By: Staff Reports | Gwinnett Citizen
Kelly Farris,  ACSM CPT

Guidelines and benefits to hiring a personal trainer
By Kelly Farris,  ACSM CPT
Owner of Ladies Workout Snellville

Currently, there are a number of infomercial fitness products out there touting that they are an acceptable, cost effective replacement for hiring an actual personal trainer. I disagree with them and let me tell you why.

As Seen On TV fitness solutions are not set up for you to succeed. Who has a ThighMaster sitting under a pile of donation clothing items in the hall closet? Who has a treadmill that holds laundry? Who has a set of free weights collecting dust in the garage? It’s New Year’s Eve, do you know where your P90X videos are?

Once you pull out your credit card, their relationship with you is over. You have their product and they have your money and for a minute everyone is happy, because let’s be honest who doesn’t get a rush from being a consumer? For most people, that one time impulse purchase doesn’t actually change anything for the better.

A personal trainer is someone looking out for your best interests who requires your accountability. Someone who is tailoring a fitness prescription for you to help meet your goals. Safely. Correctly. A good personal trainer can provide you with a skill set that can carry you throughout your life. This being said, not all trainers are equal. Here are a few suggestions to guide you in your trainer search.

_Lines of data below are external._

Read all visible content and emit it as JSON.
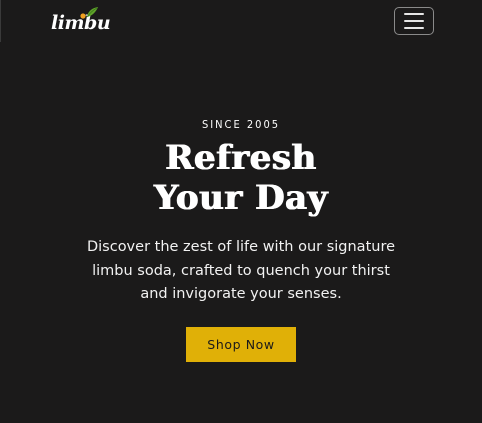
{
  "navbar": {
    "logo_text": "limbu",
    "menu_toggle_icon": "hamburger-icon"
  },
  "hero": {
    "eyebrow": "SINCE 2005",
    "headline_line1": "Refresh",
    "headline_line2": "Your Day",
    "lead_line1": "Discover the zest of life with our signature",
    "lead_line2": "limbu soda, crafted to quench your thirst",
    "lead_line3": "and invigorate your senses.",
    "cta_label": "Shop Now"
  },
  "colors": {
    "background": "#1b1a1a",
    "accent": "#e0b007",
    "leaf": "#5fa32a",
    "dot": "#f0a020"
  }
}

Beware of the trainer who purchased an online certification for $29.99. Qualified trainers have put in the effort to be certified by accredited agencies. There are five acceptable accredited personal training certifications you would want to pick from:

-American College of Sports Medicine (ACSM)

-American Council on Exercise (ACE)

-International Sports Sciences Association (ISSA)

-National Academy of Sports Medicine (NASM)

-National Strength and Conditioning Association (NSCA)

Nationally accredited certifications can be checked and verified online or by calling the certification organization.

Beware of the trainer selling supplements and weight loss products. We are trainers not physicians or nutritionists.

In training inquiries I have been asked odd questions like: Are you going to curse at me? Are you going to yell and scream at me? Are you going to make me do ridiculous things that I cannot do?

I believe these ideas stem from TV fitness “reality” shows. TV is not real life. Participants are sequestered, all meals are pre-planned and trainers verbally accost them because the show’s producers feel it makes for good television.

In real life personal training we encourage you and there are progressions in your program. Your trainer will take you from point A to point B and onward, not slam you into point Z.

The scope of personal training extends beyond New Year’s resolutions. I am certified to train for sports-specific needs, injury rehabilitation and special-needs training for individuals with health concerns such as diabetes, heart disease or rheumatoid arthritis.

Several of my clients are active older women, utilizing personal training as a means to stave off balance and bone density/muscle loss. This means a life of extended independence and a preventative measure against falling. In 2010, the direct medical costs of falls, adjusted for inflation, was $30 billion. (

So! You have done the homework and decided you are ready to hire a personal trainer. Reflect now on your level of commitment to change. If YOU aren’t ready you will waste your time (and money) and the time of the trainer. Be honest and keep the lines of communication open. Trainers want you to succeed. Nothing is more exciting to me than seeing my clients knock it out of the park!

Kelly Farris the owner of Ladies Workout Snellville, Time4 Results Personal Training and the President of KLF Fitness. For more information visit